• _WHAT YOU NEED TO DO_
Each record is to be printed again precisely as it reads.

• _LISTED ENTRIES_
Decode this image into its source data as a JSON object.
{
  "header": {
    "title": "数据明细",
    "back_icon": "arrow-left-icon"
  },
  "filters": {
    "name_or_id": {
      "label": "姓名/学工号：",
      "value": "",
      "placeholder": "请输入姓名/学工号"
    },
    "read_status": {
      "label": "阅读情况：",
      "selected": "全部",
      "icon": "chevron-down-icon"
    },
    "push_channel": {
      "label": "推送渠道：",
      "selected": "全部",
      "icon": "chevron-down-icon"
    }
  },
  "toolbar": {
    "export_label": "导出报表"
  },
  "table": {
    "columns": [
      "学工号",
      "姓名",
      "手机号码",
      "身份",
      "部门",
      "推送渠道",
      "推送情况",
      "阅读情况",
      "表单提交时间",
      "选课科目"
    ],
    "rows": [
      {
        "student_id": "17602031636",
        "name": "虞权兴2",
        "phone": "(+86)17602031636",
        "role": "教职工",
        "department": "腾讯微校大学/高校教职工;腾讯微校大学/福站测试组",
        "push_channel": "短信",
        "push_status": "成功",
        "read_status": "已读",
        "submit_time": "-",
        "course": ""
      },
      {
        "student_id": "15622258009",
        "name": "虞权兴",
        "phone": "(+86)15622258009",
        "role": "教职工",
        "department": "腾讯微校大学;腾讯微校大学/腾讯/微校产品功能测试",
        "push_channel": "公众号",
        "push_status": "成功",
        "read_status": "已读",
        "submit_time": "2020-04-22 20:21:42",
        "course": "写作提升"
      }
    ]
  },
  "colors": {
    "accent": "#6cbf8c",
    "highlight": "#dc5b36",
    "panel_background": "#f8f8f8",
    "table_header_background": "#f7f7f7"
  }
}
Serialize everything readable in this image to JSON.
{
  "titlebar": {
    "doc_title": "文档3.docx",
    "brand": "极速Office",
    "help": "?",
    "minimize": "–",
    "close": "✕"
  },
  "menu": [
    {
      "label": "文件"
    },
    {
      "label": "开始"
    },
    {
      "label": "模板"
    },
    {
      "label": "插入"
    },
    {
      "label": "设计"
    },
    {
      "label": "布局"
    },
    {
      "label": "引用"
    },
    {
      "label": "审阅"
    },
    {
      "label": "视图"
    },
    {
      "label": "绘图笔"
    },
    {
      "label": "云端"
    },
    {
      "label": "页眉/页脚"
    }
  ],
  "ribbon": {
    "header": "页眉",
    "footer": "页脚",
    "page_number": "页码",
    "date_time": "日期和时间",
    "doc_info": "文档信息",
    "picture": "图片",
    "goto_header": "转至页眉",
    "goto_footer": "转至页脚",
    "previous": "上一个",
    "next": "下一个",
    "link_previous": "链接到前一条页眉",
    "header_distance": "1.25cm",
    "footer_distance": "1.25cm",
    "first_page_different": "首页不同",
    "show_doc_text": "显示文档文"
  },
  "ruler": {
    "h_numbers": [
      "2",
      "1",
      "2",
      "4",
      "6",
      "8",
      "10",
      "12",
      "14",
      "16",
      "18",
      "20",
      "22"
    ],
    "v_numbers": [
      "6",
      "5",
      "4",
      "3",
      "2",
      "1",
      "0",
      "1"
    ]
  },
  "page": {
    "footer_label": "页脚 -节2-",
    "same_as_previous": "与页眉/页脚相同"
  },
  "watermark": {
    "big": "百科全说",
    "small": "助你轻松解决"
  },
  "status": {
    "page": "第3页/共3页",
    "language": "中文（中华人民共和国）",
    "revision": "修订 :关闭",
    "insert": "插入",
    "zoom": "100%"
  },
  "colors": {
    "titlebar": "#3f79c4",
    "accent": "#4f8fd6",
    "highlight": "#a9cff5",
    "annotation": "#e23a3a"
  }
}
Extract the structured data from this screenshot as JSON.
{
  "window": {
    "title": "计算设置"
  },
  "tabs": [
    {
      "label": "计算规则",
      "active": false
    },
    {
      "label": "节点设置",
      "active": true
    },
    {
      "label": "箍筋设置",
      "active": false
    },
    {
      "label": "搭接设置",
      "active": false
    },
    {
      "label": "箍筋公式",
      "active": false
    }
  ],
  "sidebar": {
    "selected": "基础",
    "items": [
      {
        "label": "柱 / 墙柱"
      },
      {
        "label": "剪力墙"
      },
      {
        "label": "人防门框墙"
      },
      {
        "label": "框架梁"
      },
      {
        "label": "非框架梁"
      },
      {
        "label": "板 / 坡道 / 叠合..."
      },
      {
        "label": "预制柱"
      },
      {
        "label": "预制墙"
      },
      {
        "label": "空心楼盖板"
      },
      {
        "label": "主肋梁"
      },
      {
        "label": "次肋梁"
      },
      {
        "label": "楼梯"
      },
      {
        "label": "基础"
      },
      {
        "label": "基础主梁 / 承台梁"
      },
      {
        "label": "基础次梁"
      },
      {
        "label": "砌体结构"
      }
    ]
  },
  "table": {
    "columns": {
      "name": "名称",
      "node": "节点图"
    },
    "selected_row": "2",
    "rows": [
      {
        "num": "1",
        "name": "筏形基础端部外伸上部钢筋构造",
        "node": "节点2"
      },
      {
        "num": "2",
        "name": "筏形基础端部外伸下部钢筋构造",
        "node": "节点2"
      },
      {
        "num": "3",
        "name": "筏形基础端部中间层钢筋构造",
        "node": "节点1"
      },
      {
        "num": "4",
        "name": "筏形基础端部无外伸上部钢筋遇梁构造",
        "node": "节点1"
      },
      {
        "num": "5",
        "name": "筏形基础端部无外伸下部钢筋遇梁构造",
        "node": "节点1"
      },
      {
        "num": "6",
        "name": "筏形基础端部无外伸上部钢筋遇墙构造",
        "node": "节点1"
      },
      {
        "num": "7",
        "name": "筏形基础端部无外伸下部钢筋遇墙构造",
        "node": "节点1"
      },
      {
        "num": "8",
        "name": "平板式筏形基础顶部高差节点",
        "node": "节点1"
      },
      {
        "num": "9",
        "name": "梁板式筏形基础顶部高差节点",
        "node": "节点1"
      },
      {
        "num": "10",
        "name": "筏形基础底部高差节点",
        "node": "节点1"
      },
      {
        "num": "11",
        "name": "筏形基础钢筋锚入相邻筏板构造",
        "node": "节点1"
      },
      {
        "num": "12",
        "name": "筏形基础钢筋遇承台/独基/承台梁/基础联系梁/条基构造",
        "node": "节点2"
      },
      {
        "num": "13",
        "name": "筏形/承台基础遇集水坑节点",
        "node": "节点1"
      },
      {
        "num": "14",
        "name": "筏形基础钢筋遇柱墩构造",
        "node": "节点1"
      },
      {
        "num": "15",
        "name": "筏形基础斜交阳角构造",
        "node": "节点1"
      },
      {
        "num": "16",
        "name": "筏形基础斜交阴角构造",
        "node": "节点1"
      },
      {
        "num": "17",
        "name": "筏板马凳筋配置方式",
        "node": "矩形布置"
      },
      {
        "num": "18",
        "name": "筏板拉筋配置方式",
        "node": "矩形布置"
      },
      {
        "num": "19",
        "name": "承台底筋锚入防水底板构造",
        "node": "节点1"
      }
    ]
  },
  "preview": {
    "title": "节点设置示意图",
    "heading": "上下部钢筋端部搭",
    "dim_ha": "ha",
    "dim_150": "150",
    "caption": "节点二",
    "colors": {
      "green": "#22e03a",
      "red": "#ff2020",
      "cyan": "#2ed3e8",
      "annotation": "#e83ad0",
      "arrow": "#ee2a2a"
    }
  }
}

• _EXERCISE ANSWER_
Decode this image into its source data as a JSON object.
{
  "header": {
    "title": "数据明细",
    "back_icon": "arrow-left-icon"
  },
  "filters": {
    "name_or_id": {
      "label": "姓名/学工号：",
      "value": "",
      "placeholder": "请输入姓名/学工号"
    },
    "read_status": {
      "label": "阅读情况：",
      "selected": "全部",
      "icon": "chevron-down-icon"
    },
    "push_channel": {
      "label": "推送渠道：",
      "selected": "全部",
      "icon": "chevron-down-icon"
    }
  },
  "toolbar": {
    "export_label": "导出报表"
  },
  "table": {
    "columns": [
      "学工号",
      "姓名",
      "手机号码",
      "身份",
      "部门",
      "推送渠道",
      "推送情况",
      "阅读情况",
      "表单提交时间",
      "选课科目"
    ],
    "rows": [
      {
        "student_id": "17602031636",
        "name": "虞权兴2",
        "phone": "(+86)17602031636",
        "role": "教职工",
        "department": "腾讯微校大学/高校教职工;腾讯微校大学/福站测试组",
        "push_channel": "短信",
        "push_status": "成功",
        "read_status": "已读",
        "submit_time": "-",
        "course": ""
      },
      {
        "student_id": "15622258009",
        "name": "虞权兴",
        "phone": "(+86)15622258009",
        "role": "教职工",
        "department": "腾讯微校大学;腾讯微校大学/腾讯/微校产品功能测试",
        "push_channel": "公众号",
        "push_status": "成功",
        "read_status": "已读",
        "submit_time": "2020-04-22 20:21:42",
        "course": "写作提升"
      }
    ]
  },
  "colors": {
    "accent": "#6cbf8c",
    "highlight": "#dc5b36",
    "panel_background": "#f8f8f8",
    "table_header_background": "#f7f7f7"
  }
}
Serialize everything readable in this image to JSON.
{
  "titlebar": {
    "doc_title": "文档3.docx",
    "brand": "极速Office",
    "help": "?",
    "minimize": "–",
    "close": "✕"
  },
  "menu": [
    {
      "label": "文件"
    },
    {
      "label": "开始"
    },
    {
      "label": "模板"
    },
    {
      "label": "插入"
    },
    {
      "label": "设计"
    },
    {
      "label": "布局"
    },
    {
      "label": "引用"
    },
    {
      "label": "审阅"
    },
    {
      "label": "视图"
    },
    {
      "label": "绘图笔"
    },
    {
      "label": "云端"
    },
    {
      "label": "页眉/页脚"
    }
  ],
  "ribbon": {
    "header": "页眉",
    "footer": "页脚",
    "page_number": "页码",
    "date_time": "日期和时间",
    "doc_info": "文档信息",
    "picture": "图片",
    "goto_header": "转至页眉",
    "goto_footer": "转至页脚",
    "previous": "上一个",
    "next": "下一个",
    "link_previous": "链接到前一条页眉",
    "header_distance": "1.25cm",
    "footer_distance": "1.25cm",
    "first_page_different": "首页不同",
    "show_doc_text": "显示文档文"
  },
  "ruler": {
    "h_numbers": [
      "2",
      "1",
      "2",
      "4",
      "6",
      "8",
      "10",
      "12",
      "14",
      "16",
      "18",
      "20",
      "22"
    ],
    "v_numbers": [
      "6",
      "5",
      "4",
      "3",
      "2",
      "1",
      "0",
      "1"
    ]
  },
  "page": {
    "footer_label": "页脚 -节2-",
    "same_as_previous": "与页眉/页脚相同"
  },
  "watermark": {
    "big": "百科全说",
    "small": "助你轻松解决"
  },
  "status": {
    "page": "第3页/共3页",
    "language": "中文（中华人民共和国）",
    "revision": "修订 :关闭",
    "insert": "插入",
    "zoom": "100%"
  },
  "colors": {
    "titlebar": "#3f79c4",
    "accent": "#4f8fd6",
    "highlight": "#a9cff5",
    "annotation": "#e23a3a"
  }
}
Extract the structured data from this screenshot as JSON.
{
  "window": {
    "title": "计算设置"
  },
  "tabs": [
    {
      "label": "计算规则",
      "active": false
    },
    {
      "label": "节点设置",
      "active": true
    },
    {
      "label": "箍筋设置",
      "active": false
    },
    {
      "label": "搭接设置",
      "active": false
    },
    {
      "label": "箍筋公式",
      "active": false
    }
  ],
  "sidebar": {
    "selected": "基础",
    "items": [
      {
        "label": "柱 / 墙柱"
      },
      {
        "label": "剪力墙"
      },
      {
        "label": "人防门框墙"
      },
      {
        "label": "框架梁"
      },
      {
        "label": "非框架梁"
      },
      {
        "label": "板 / 坡道 / 叠合..."
      },
      {
        "label": "预制柱"
      },
      {
        "label": "预制墙"
      },
      {
        "label": "空心楼盖板"
      },
      {
        "label": "主肋梁"
      },
      {
        "label": "次肋梁"
      },
      {
        "label": "楼梯"
      },
      {
        "label": "基础"
      },
      {
        "label": "基础主梁 / 承台梁"
      },
      {
        "label": "基础次梁"
      },
      {
        "label": "砌体结构"
      }
    ]
  },
  "table": {
    "columns": {
      "name": "名称",
      "node": "节点图"
    },
    "selected_row": "2",
    "rows": [
      {
        "num": "1",
        "name": "筏形基础端部外伸上部钢筋构造",
        "node": "节点2"
      },
      {
        "num": "2",
        "name": "筏形基础端部外伸下部钢筋构造",
        "node": "节点2"
      },
      {
        "num": "3",
        "name": "筏形基础端部中间层钢筋构造",
        "node": "节点1"
      },
      {
        "num": "4",
        "name": "筏形基础端部无外伸上部钢筋遇梁构造",
        "node": "节点1"
      },
      {
        "num": "5",
        "name": "筏形基础端部无外伸下部钢筋遇梁构造",
        "node": "节点1"
      },
      {
        "num": "6",
        "name": "筏形基础端部无外伸上部钢筋遇墙构造",
        "node": "节点1"
      },
      {
        "num": "7",
        "name": "筏形基础端部无外伸下部钢筋遇墙构造",
        "node": "节点1"
      },
      {
        "num": "8",
        "name": "平板式筏形基础顶部高差节点",
        "node": "节点1"
      },
      {
        "num": "9",
        "name": "梁板式筏形基础顶部高差节点",
        "node": "节点1"
      },
      {
        "num": "10",
        "name": "筏形基础底部高差节点",
        "node": "节点1"
      },
      {
        "num": "11",
        "name": "筏形基础钢筋锚入相邻筏板构造",
        "node": "节点1"
      },
      {
        "num": "12",
        "name": "筏形基础钢筋遇承台/独基/承台梁/基础联系梁/条基构造",
        "node": "节点2"
      },
      {
        "num": "13",
        "name": "筏形/承台基础遇集水坑节点",
        "node": "节点1"
      },
      {
        "num": "14",
        "name": "筏形基础钢筋遇柱墩构造",
        "node": "节点1"
      },
      {
        "num": "15",
        "name": "筏形基础斜交阳角构造",
        "node": "节点1"
      },
      {
        "num": "16",
        "name": "筏形基础斜交阴角构造",
        "node": "节点1"
      },
      {
        "num": "17",
        "name": "筏板马凳筋配置方式",
        "node": "矩形布置"
      },
      {
        "num": "18",
        "name": "筏板拉筋配置方式",
        "node": "矩形布置"
      },
      {
        "num": "19",
        "name": "承台底筋锚入防水底板构造",
        "node": "节点1"
      }
    ]
  },
  "preview": {
    "title": "节点设置示意图",
    "heading": "上下部钢筋端部搭",
    "dim_ha": "ha",
    "dim_150": "150",
    "caption": "节点二",
    "colors": {
      "green": "#22e03a",
      "red": "#ff2020",
      "cyan": "#2ed3e8",
      "annotation": "#e83ad0",
      "arrow": "#ee2a2a"
    }
  }
}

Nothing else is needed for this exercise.